One important reason that I decided to study at the University of Savoy is due to the Institut Savoisien d’Études Françaises pour Étrangers (ISEFE). The University of Savoy is one of the only French Universities to include a program as such that attracts trained faculty specifically to teach and share to foreign students and professionals the French Language, the French Culture, the French Business methods, and a wide range of other topics.
After the second week I began to find my way around Munich with the little German I knew. I found some good restaurants as well as the shops that weren’t outrageously expensive from tourism.
Our study abroad experience took place in the city of Innsbruck, Austria, which is nestled in a valley in the Austrian Alps. Immediately after arriving, we realized we were entering a completely different environment.
Arriving in a foreign country can be an overwhelming experience in many ways: from the weight of my thirty-nine pound travel backpack packed for three and a half weeks on my back, from the exhaustion from sleeping only a couple of hours on the plane the night before, and from being in a new place for the first time.
For many college students, the week after graduation signals an opportunity to travel. For a lucky few, that might even include a trip abroad. For a group of Department of Nuclear Engineering students, it means both a chance to head to Europe and the opportunity of a lifetime.
The article, Carnage on China Roads Shows Dark Side of Electric Bikes, highlights the growing injury rate linked to the use of the bike—as high as 57 percent in one province—and the fact that they are treated like normal bicycles by authorities, meaning no rules pertaining to motor vehicles apply and users aren’t required to pass proficiency tests with them.

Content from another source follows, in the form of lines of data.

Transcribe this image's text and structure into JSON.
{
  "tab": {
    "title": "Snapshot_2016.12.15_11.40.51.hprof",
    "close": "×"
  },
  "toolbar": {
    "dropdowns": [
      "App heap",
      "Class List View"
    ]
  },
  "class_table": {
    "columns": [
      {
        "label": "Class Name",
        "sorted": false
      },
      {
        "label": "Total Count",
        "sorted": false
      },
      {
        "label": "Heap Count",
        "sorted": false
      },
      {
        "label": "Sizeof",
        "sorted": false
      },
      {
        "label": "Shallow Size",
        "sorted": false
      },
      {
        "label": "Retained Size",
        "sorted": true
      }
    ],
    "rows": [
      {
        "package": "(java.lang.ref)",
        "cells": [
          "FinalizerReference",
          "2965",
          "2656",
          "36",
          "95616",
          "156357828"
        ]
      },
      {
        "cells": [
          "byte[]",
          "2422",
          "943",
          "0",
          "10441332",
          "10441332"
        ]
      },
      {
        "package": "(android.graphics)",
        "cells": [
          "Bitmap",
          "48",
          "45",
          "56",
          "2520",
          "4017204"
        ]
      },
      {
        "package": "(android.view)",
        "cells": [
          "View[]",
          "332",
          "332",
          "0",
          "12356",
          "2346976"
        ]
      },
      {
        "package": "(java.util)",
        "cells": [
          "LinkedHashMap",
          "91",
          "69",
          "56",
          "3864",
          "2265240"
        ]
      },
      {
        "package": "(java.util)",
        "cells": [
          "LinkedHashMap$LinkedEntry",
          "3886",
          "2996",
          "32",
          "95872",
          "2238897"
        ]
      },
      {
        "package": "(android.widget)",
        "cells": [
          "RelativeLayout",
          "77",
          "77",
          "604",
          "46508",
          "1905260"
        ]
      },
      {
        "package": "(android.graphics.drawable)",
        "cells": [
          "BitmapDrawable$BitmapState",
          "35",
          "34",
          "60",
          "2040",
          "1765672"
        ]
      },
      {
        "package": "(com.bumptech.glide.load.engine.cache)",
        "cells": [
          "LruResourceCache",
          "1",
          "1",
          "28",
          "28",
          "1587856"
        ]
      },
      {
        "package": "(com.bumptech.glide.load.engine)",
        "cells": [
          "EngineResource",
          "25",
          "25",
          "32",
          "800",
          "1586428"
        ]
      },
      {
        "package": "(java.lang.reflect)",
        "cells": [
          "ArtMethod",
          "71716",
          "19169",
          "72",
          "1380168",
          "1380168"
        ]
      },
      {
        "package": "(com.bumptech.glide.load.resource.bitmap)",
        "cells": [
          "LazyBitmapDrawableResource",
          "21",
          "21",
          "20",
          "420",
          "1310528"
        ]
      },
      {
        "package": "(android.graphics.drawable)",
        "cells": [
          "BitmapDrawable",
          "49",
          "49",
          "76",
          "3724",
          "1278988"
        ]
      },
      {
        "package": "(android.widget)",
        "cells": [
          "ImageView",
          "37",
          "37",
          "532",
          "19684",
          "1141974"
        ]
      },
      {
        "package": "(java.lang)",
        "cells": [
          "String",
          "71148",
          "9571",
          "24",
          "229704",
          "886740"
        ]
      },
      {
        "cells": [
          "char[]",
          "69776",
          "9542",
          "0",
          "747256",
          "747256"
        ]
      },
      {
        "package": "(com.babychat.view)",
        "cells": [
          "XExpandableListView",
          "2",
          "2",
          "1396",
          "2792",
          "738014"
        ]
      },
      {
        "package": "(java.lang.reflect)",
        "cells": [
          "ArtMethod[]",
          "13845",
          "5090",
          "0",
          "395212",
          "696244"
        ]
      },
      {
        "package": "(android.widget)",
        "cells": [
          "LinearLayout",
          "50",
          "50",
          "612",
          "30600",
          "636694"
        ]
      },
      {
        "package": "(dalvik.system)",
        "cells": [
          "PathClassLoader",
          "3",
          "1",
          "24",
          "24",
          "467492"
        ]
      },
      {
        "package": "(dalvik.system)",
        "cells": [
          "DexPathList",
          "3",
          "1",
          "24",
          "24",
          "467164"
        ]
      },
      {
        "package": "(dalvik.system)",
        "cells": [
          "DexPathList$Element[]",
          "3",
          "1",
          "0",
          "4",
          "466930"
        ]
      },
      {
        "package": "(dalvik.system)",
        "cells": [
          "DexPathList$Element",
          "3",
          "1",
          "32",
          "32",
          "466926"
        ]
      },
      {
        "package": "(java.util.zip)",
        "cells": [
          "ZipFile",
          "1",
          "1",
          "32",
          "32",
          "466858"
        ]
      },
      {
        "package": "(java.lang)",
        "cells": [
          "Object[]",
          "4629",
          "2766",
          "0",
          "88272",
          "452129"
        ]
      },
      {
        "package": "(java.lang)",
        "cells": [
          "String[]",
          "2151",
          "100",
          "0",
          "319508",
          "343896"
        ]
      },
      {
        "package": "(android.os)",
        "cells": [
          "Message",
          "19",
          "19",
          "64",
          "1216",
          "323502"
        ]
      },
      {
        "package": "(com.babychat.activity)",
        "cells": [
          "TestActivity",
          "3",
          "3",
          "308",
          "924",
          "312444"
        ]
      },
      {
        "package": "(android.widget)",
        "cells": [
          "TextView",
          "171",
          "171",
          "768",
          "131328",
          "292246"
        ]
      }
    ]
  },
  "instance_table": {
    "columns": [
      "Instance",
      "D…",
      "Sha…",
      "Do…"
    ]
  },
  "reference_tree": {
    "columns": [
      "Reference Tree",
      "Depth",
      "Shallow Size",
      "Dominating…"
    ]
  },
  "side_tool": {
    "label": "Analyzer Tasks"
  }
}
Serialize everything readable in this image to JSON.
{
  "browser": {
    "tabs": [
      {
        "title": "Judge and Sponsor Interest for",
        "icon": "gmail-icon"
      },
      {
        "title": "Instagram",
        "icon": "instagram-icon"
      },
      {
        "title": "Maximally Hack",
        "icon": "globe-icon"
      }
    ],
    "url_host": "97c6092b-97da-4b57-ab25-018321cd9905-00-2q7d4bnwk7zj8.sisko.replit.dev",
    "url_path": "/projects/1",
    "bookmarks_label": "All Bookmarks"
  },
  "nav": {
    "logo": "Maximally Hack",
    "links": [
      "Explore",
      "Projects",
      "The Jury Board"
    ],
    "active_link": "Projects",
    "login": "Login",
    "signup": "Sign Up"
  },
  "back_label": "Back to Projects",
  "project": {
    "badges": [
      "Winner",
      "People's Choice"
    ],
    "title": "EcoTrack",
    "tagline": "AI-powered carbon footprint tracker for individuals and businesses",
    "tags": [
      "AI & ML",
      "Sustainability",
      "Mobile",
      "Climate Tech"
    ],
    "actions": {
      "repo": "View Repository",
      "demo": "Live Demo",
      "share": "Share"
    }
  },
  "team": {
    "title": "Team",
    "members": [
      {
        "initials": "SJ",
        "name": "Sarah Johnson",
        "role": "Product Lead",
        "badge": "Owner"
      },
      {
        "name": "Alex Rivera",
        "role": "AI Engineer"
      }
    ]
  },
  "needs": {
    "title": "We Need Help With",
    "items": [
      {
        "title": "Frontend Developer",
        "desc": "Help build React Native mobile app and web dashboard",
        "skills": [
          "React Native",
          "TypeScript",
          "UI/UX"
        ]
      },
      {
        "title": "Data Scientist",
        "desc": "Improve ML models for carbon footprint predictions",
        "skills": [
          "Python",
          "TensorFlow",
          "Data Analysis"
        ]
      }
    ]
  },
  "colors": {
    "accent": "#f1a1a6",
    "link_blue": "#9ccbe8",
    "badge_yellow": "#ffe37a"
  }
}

Dongarra, a Distinguished Professor in the College of Engineering’s Min H. Kao Department of Electrical Engineering and Computer Science, director of the Innovative Computing Laboratory and one of five National Academy of Engineering members at UT, has long been at the forefront of exascale computing, or computing at roughly a thousand times the capability of recent supercomputers.
The trip to Prague included short layovers, long layovers, many countries, lots of time, and some tight quarters (word of warning for fellow tall travelers-planes are not exactly the roomiest mode of transportation). All in all, the trip from the United States to Europe worked out and provided some bonding moments between the professors and students alike.
The keynote address was given by Kathy Caldwell, a 1985 graduate of the Department of Civil and Environmental Engineering. Caldwell held a number of civil engineering jobs throughout the south before becoming president of JEA Construction Engineering Services Incorporated in Gainesville, Florida.
The General Assembly approved the program in a special session on education in January 2010. The first class enrolled in the Bredesen Center for Interdisciplinary Research and Graduate Education in fall 2011, and it is now one of UT’s fastest-growing graduate programs.
Submit a Story
Do you have a story to share? Have you received a recent award? Are you going to be published soon?
Tennessee Engineer is published in the spring and fall by the University of Tennessee, Knoxville, Tickle College of Engineering for alumni, faculty, staff, and friends of the college.
The college’s annual report is published every year in the fall.